Make an exact copy of all the records, one that contains none of the pictures.
===== PROVIDED DATA =====
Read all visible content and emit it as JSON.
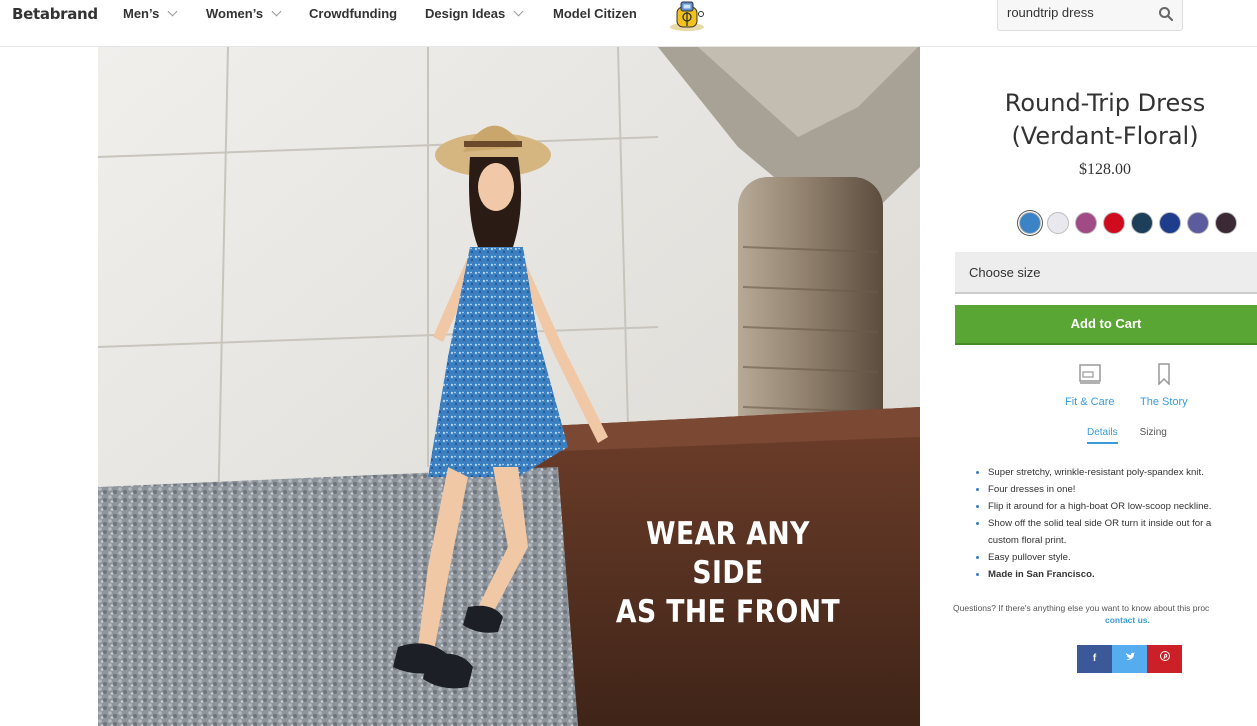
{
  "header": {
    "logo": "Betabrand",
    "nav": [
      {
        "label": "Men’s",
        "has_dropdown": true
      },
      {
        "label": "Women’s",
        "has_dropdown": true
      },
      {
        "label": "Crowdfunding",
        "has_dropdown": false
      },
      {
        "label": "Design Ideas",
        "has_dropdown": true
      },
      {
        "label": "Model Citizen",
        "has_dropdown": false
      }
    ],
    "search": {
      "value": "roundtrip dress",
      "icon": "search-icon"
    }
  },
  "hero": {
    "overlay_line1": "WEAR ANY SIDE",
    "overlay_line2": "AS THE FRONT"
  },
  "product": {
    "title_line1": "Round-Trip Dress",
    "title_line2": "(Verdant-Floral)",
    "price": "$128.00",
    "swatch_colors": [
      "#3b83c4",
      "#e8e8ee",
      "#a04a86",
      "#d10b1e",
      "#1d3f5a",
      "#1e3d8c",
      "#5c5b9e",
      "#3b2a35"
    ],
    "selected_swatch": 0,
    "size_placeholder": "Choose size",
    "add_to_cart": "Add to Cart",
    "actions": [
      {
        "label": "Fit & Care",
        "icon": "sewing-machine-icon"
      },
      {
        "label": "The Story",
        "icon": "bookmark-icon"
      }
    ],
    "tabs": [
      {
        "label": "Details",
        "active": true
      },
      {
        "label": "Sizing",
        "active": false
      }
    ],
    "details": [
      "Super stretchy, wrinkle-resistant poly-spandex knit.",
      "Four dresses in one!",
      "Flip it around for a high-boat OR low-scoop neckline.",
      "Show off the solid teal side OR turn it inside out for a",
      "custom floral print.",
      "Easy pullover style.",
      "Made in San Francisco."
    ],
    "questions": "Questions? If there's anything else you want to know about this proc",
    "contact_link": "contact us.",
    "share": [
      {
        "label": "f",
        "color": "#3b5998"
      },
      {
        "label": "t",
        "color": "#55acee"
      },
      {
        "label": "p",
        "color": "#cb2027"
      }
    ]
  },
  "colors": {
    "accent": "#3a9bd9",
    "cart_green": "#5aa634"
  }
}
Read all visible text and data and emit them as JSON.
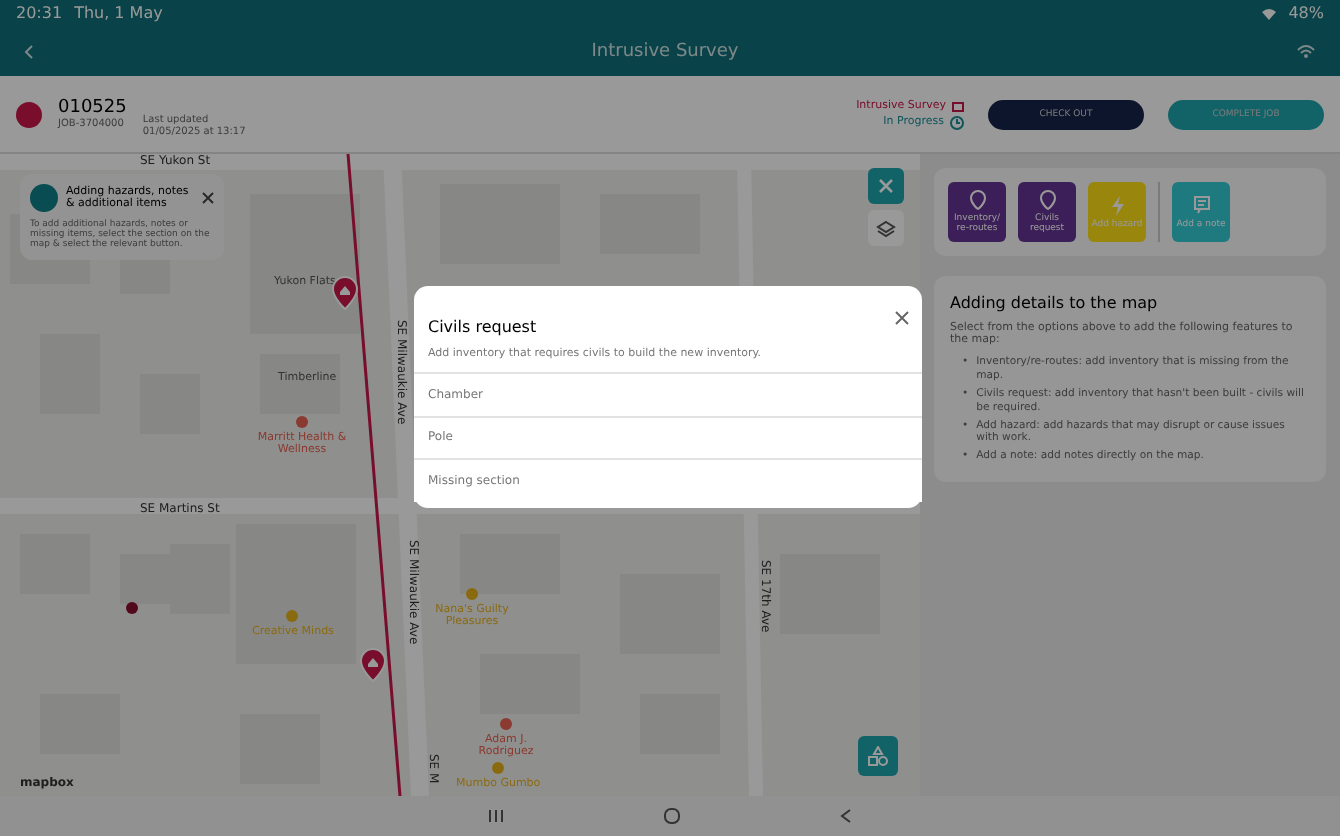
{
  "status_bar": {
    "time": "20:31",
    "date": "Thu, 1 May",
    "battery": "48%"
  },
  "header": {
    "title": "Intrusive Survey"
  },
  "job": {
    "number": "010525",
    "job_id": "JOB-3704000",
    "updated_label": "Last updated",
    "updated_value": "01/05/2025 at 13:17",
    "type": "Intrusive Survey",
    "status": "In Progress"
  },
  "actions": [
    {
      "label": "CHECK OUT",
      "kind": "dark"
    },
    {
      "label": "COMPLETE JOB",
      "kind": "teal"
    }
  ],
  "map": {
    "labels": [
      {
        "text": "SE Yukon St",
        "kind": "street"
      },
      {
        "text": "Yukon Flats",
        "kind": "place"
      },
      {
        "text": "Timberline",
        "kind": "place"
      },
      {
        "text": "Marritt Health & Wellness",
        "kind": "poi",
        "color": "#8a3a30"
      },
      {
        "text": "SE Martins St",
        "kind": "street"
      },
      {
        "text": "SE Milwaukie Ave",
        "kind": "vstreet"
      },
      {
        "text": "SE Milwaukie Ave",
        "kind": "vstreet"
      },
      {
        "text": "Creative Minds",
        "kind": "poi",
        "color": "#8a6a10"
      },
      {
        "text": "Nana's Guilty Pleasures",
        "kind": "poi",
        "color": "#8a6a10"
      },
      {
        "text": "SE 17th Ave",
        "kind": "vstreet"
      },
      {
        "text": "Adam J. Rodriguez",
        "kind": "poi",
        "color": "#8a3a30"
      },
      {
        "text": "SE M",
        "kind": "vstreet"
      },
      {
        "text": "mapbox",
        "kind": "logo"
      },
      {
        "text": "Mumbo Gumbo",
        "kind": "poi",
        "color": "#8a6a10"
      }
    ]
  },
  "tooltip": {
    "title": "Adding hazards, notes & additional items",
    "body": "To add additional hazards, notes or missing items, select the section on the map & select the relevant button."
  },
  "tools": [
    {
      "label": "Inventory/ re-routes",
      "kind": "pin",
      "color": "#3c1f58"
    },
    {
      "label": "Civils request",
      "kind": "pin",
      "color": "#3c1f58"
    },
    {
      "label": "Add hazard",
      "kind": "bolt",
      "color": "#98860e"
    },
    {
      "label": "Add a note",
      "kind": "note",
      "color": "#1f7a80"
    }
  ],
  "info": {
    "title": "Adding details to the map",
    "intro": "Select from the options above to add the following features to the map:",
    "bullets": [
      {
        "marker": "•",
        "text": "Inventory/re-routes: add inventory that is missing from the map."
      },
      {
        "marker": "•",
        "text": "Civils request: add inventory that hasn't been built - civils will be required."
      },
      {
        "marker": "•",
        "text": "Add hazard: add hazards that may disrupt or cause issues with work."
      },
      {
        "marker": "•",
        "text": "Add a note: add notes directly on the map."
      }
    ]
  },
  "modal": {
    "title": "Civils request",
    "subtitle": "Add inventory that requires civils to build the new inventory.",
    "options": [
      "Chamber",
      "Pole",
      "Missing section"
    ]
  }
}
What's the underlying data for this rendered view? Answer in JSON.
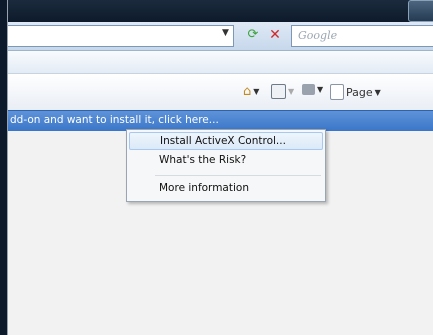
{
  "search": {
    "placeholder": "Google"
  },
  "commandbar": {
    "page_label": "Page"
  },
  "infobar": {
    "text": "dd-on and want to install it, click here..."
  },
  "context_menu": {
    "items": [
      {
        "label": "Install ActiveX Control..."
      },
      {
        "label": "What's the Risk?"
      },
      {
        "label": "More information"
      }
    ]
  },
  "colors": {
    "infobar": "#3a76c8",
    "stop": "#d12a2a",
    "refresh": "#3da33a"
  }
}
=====
(EXERCISE OUTPUT):
Read all visible content and emit it as JSON.
{
  "header": {
    "logo": "Betabrand",
    "nav": [
      {
        "label": "Men’s",
        "has_dropdown": true
      },
      {
        "label": "Women’s",
        "has_dropdown": true
      },
      {
        "label": "Crowdfunding",
        "has_dropdown": false
      },
      {
        "label": "Design Ideas",
        "has_dropdown": true
      },
      {
        "label": "Model Citizen",
        "has_dropdown": false
      }
    ],
    "search": {
      "value": "roundtrip dress",
      "icon": "search-icon"
    }
  },
  "hero": {
    "overlay_line1": "WEAR ANY SIDE",
    "overlay_line2": "AS THE FRONT"
  },
  "product": {
    "title_line1": "Round-Trip Dress",
    "title_line2": "(Verdant-Floral)",
    "price": "$128.00",
    "swatch_colors": [
      "#3b83c4",
      "#e8e8ee",
      "#a04a86",
      "#d10b1e",
      "#1d3f5a",
      "#1e3d8c",
      "#5c5b9e",
      "#3b2a35"
    ],
    "selected_swatch": 0,
    "size_placeholder": "Choose size",
    "add_to_cart": "Add to Cart",
    "actions": [
      {
        "label": "Fit & Care",
        "icon": "sewing-machine-icon"
      },
      {
        "label": "The Story",
        "icon": "bookmark-icon"
      }
    ],
    "tabs": [
      {
        "label": "Details",
        "active": true
      },
      {
        "label": "Sizing",
        "active": false
      }
    ],
    "details": [
      "Super stretchy, wrinkle-resistant poly-spandex knit.",
      "Four dresses in one!",
      "Flip it around for a high-boat OR low-scoop neckline.",
      "Show off the solid teal side OR turn it inside out for a",
      "custom floral print.",
      "Easy pullover style.",
      "Made in San Francisco."
    ],
    "questions": "Questions? If there's anything else you want to know about this proc",
    "contact_link": "contact us.",
    "share": [
      {
        "label": "f",
        "color": "#3b5998"
      },
      {
        "label": "t",
        "color": "#55acee"
      },
      {
        "label": "p",
        "color": "#cb2027"
      }
    ]
  },
  "colors": {
    "accent": "#3a9bd9",
    "cart_green": "#5aa634"
  }
}
Read all visible text and data and emit them as JSON.
{
  "status_bar": {
    "time": "20:31",
    "date": "Thu, 1 May",
    "battery": "48%"
  },
  "header": {
    "title": "Intrusive Survey"
  },
  "job": {
    "number": "010525",
    "job_id": "JOB-3704000",
    "updated_label": "Last updated",
    "updated_value": "01/05/2025 at 13:17",
    "type": "Intrusive Survey",
    "status": "In Progress"
  },
  "actions": [
    {
      "label": "CHECK OUT",
      "kind": "dark"
    },
    {
      "label": "COMPLETE JOB",
      "kind": "teal"
    }
  ],
  "map": {
    "labels": [
      {
        "text": "SE Yukon St",
        "kind": "street"
      },
      {
        "text": "Yukon Flats",
        "kind": "place"
      },
      {
        "text": "Timberline",
        "kind": "place"
      },
      {
        "text": "Marritt Health & Wellness",
        "kind": "poi",
        "color": "#8a3a30"
      },
      {
        "text": "SE Martins St",
        "kind": "street"
      },
      {
        "text": "SE Milwaukie Ave",
        "kind": "vstreet"
      },
      {
        "text": "SE Milwaukie Ave",
        "kind": "vstreet"
      },
      {
        "text": "Creative Minds",
        "kind": "poi",
        "color": "#8a6a10"
      },
      {
        "text": "Nana's Guilty Pleasures",
        "kind": "poi",
        "color": "#8a6a10"
      },
      {
        "text": "SE 17th Ave",
        "kind": "vstreet"
      },
      {
        "text": "Adam J. Rodriguez",
        "kind": "poi",
        "color": "#8a3a30"
      },
      {
        "text": "SE M",
        "kind": "vstreet"
      },
      {
        "text": "mapbox",
        "kind": "logo"
      },
      {
        "text": "Mumbo Gumbo",
        "kind": "poi",
        "color": "#8a6a10"
      }
    ]
  },
  "tooltip": {
    "title": "Adding hazards, notes & additional items",
    "body": "To add additional hazards, notes or missing items, select the section on the map & select the relevant button."
  },
  "tools": [
    {
      "label": "Inventory/ re-routes",
      "kind": "pin",
      "color": "#3c1f58"
    },
    {
      "label": "Civils request",
      "kind": "pin",
      "color": "#3c1f58"
    },
    {
      "label": "Add hazard",
      "kind": "bolt",
      "color": "#98860e"
    },
    {
      "label": "Add a note",
      "kind": "note",
      "color": "#1f7a80"
    }
  ],
  "info": {
    "title": "Adding details to the map",
    "intro": "Select from the options above to add the following features to the map:",
    "bullets": [
      {
        "marker": "•",
        "text": "Inventory/re-routes: add inventory that is missing from the map."
      },
      {
        "marker": "•",
        "text": "Civils request: add inventory that hasn't been built - civils will be required."
      },
      {
        "marker": "•",
        "text": "Add hazard: add hazards that may disrupt or cause issues with work."
      },
      {
        "marker": "•",
        "text": "Add a note: add notes directly on the map."
      }
    ]
  },
  "modal": {
    "title": "Civils request",
    "subtitle": "Add inventory that requires civils to build the new inventory.",
    "options": [
      "Chamber",
      "Pole",
      "Missing section"
    ]
  }
}
What's the underlying data for this rendered view? Answer in JSON.
{
  "search": {
    "placeholder": "Google"
  },
  "commandbar": {
    "page_label": "Page"
  },
  "infobar": {
    "text": "dd-on and want to install it, click here..."
  },
  "context_menu": {
    "items": [
      {
        "label": "Install ActiveX Control..."
      },
      {
        "label": "What's the Risk?"
      },
      {
        "label": "More information"
      }
    ]
  },
  "colors": {
    "infobar": "#3a76c8",
    "stop": "#d12a2a",
    "refresh": "#3da33a"
  }
}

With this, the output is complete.